Two Christian colleges in the same state, both holding to similar religious commitments, and both trying to recruit similar students, are seeing very different results.
Enrollment rates and retention are critical for small Christian schools. The experiences of Trevecca and Bryan call attention to how important it is for a college to cultivate a niche identity—without creating any controversy that might make prospective students or their parents leery of the institution.

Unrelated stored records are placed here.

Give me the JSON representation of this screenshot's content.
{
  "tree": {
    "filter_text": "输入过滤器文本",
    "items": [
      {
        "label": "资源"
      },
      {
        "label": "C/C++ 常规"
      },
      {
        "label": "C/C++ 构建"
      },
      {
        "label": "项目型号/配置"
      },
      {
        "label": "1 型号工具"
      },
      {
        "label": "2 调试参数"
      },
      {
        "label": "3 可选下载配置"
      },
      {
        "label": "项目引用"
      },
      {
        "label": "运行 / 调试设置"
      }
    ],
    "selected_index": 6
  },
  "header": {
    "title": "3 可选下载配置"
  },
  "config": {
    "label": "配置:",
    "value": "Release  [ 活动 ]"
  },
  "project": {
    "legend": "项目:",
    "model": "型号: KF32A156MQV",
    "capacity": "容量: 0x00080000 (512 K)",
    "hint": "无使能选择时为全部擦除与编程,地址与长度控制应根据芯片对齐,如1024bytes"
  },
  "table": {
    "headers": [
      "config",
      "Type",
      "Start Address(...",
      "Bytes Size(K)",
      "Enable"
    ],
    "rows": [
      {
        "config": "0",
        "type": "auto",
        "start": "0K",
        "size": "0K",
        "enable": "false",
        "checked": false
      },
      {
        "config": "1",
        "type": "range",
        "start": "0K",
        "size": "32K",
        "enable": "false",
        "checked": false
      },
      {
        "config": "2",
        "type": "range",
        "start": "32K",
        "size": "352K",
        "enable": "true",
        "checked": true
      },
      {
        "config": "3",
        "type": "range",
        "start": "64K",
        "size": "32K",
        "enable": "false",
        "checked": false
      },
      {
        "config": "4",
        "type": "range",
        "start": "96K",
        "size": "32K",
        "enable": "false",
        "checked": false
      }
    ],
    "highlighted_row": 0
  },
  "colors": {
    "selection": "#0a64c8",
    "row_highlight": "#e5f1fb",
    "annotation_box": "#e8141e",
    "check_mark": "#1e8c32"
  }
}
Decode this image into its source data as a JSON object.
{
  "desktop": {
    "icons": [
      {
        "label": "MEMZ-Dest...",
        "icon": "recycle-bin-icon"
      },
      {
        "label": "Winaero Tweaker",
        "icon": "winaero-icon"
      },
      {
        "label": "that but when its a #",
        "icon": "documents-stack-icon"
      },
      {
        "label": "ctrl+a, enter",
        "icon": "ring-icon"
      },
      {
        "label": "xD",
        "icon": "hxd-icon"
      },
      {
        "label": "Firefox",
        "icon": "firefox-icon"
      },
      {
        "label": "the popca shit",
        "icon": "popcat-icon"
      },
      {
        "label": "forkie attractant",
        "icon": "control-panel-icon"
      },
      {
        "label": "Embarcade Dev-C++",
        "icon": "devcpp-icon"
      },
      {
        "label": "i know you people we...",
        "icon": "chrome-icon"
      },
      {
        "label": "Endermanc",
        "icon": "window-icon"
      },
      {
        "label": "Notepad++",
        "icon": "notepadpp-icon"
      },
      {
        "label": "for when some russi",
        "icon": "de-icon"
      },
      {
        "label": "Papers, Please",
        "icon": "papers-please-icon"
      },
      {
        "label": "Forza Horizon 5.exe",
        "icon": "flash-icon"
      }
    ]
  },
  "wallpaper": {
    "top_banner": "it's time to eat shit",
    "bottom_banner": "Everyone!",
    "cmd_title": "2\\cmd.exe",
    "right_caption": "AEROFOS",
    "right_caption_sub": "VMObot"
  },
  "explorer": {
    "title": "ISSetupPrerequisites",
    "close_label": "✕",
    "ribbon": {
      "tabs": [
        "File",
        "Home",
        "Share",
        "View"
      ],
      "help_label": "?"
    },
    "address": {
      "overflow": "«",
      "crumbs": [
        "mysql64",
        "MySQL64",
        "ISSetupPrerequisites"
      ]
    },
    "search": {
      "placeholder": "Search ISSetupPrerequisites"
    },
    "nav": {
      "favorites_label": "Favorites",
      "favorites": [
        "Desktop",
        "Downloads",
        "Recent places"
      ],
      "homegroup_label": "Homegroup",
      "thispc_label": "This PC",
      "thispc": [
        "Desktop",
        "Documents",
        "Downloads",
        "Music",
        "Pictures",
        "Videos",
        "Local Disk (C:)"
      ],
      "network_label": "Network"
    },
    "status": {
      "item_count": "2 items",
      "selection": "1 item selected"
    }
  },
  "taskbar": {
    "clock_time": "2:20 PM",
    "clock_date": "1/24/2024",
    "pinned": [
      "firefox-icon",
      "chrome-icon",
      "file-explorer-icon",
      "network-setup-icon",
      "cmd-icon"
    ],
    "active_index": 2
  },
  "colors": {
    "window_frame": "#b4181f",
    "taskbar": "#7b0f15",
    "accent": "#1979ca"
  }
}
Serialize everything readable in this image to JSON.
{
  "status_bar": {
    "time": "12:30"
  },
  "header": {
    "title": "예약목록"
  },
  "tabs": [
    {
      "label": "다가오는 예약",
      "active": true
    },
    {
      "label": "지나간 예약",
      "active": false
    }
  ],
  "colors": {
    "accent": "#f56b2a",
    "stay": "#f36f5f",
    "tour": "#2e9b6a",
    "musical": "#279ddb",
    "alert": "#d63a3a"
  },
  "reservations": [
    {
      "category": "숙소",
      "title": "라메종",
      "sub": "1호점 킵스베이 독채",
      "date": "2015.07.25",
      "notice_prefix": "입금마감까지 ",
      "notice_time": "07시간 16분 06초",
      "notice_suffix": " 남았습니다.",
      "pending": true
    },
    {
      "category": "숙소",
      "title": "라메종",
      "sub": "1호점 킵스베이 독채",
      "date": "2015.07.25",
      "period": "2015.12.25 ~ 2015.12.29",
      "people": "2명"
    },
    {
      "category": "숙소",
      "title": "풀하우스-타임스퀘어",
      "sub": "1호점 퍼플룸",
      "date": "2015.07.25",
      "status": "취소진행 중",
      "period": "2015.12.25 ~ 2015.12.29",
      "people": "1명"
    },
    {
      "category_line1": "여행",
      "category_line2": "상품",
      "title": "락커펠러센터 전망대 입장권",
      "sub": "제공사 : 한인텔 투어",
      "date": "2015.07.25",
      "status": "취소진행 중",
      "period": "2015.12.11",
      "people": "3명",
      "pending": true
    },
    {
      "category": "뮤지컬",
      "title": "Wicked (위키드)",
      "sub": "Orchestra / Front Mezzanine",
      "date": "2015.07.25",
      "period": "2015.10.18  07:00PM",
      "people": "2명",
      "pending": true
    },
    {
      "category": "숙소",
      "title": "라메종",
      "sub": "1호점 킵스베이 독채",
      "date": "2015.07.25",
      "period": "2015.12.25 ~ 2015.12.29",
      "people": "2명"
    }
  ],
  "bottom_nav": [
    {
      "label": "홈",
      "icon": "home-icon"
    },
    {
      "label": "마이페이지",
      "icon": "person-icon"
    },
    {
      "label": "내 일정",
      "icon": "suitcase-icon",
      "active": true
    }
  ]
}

In some ways, the schools are very similar. Both recruit large portions of their student body from Tennessee, and are especially appealing to conservative Christians. Trevecca, a 118-year-old liberal arts college affiliated with the Church of the Nazarene, emphasizes the importance of biblical inspiration and has a conservative ...1